__What is being asked__.
Reproduce the data exactly as given, except for any images.

(Information provided)

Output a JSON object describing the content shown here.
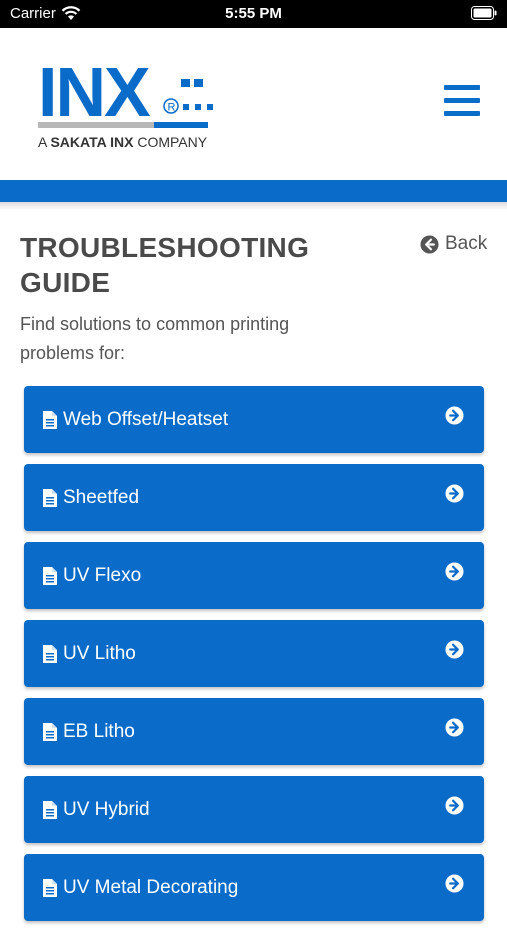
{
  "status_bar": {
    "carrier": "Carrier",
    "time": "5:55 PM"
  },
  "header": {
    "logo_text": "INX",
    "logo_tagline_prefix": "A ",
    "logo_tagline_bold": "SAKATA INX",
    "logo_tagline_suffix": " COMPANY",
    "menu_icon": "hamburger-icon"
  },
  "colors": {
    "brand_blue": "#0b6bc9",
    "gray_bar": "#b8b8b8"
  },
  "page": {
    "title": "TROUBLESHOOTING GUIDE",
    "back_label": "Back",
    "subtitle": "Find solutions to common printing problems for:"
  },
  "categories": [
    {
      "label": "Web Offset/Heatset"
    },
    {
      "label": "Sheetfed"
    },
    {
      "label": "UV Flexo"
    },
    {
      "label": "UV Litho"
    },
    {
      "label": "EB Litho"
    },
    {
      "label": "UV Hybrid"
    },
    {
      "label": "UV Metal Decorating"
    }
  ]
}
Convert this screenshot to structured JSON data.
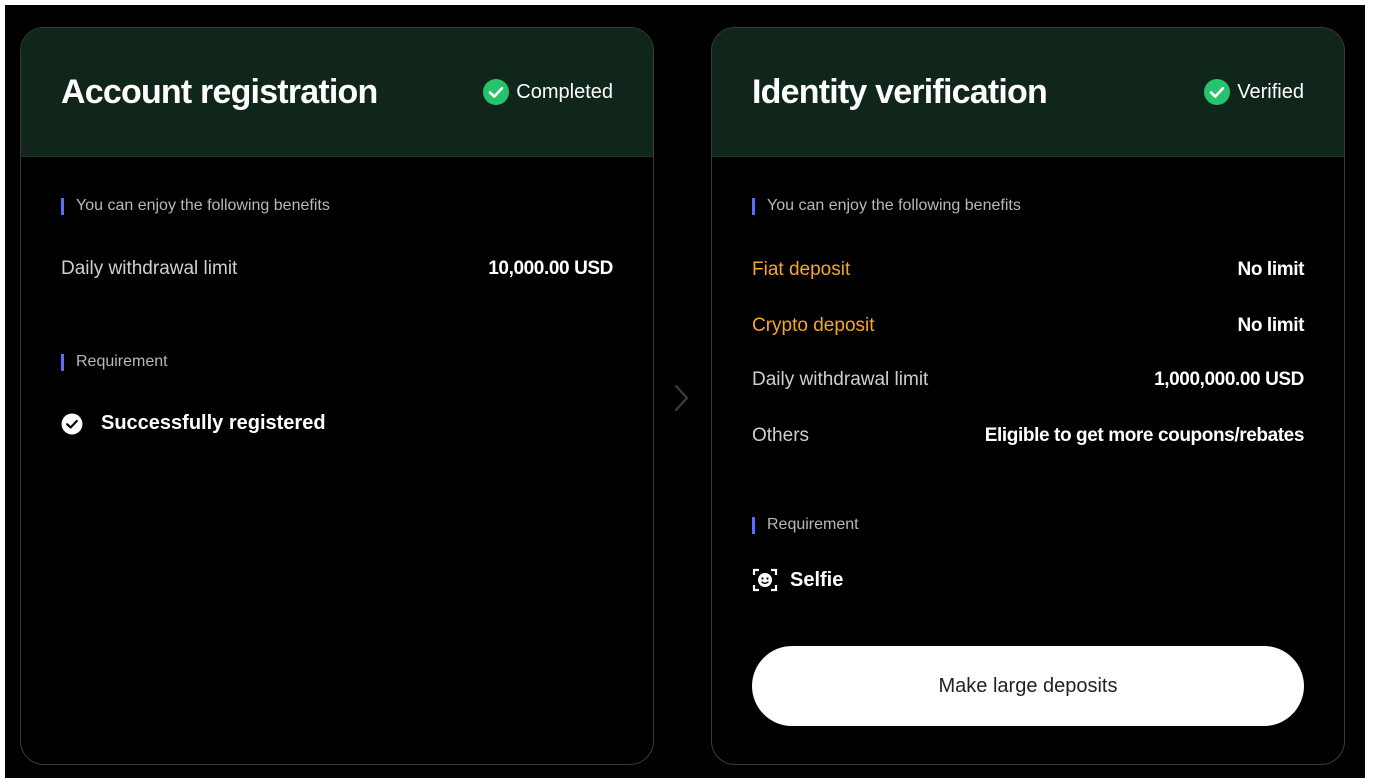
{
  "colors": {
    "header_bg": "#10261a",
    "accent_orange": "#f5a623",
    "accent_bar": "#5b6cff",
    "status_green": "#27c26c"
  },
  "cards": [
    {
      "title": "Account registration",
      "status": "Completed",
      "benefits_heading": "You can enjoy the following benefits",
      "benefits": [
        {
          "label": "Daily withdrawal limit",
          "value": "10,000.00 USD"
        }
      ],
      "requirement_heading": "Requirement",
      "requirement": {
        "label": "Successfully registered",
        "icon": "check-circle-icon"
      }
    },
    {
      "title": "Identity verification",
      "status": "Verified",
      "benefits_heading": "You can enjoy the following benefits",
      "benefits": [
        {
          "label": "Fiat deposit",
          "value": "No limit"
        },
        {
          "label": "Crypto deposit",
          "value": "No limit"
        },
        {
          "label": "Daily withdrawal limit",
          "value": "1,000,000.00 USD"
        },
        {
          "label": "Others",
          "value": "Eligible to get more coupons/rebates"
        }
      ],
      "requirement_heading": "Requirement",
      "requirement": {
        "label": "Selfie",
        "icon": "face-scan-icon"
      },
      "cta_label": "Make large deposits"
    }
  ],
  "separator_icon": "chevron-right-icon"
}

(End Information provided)

__Response area__.
Output a JSON object describing the content shown here.
{
  "status_bar": {
    "carrier": "Carrier",
    "time": "5:55 PM"
  },
  "header": {
    "logo_text": "INX",
    "logo_tagline_prefix": "A ",
    "logo_tagline_bold": "SAKATA INX",
    "logo_tagline_suffix": " COMPANY",
    "menu_icon": "hamburger-icon"
  },
  "colors": {
    "brand_blue": "#0b6bc9",
    "gray_bar": "#b8b8b8"
  },
  "page": {
    "title": "TROUBLESHOOTING GUIDE",
    "back_label": "Back",
    "subtitle": "Find solutions to common printing problems for:"
  },
  "categories": [
    {
      "label": "Web Offset/Heatset"
    },
    {
      "label": "Sheetfed"
    },
    {
      "label": "UV Flexo"
    },
    {
      "label": "UV Litho"
    },
    {
      "label": "EB Litho"
    },
    {
      "label": "UV Hybrid"
    },
    {
      "label": "UV Metal Decorating"
    }
  ]
}
Convert this screenshot to structured JSON data.
{
  "colors": {
    "header_bg": "#10261a",
    "accent_orange": "#f5a623",
    "accent_bar": "#5b6cff",
    "status_green": "#27c26c"
  },
  "cards": [
    {
      "title": "Account registration",
      "status": "Completed",
      "benefits_heading": "You can enjoy the following benefits",
      "benefits": [
        {
          "label": "Daily withdrawal limit",
          "value": "10,000.00 USD"
        }
      ],
      "requirement_heading": "Requirement",
      "requirement": {
        "label": "Successfully registered",
        "icon": "check-circle-icon"
      }
    },
    {
      "title": "Identity verification",
      "status": "Verified",
      "benefits_heading": "You can enjoy the following benefits",
      "benefits": [
        {
          "label": "Fiat deposit",
          "value": "No limit"
        },
        {
          "label": "Crypto deposit",
          "value": "No limit"
        },
        {
          "label": "Daily withdrawal limit",
          "value": "1,000,000.00 USD"
        },
        {
          "label": "Others",
          "value": "Eligible to get more coupons/rebates"
        }
      ],
      "requirement_heading": "Requirement",
      "requirement": {
        "label": "Selfie",
        "icon": "face-scan-icon"
      },
      "cta_label": "Make large deposits"
    }
  ],
  "separator_icon": "chevron-right-icon"
}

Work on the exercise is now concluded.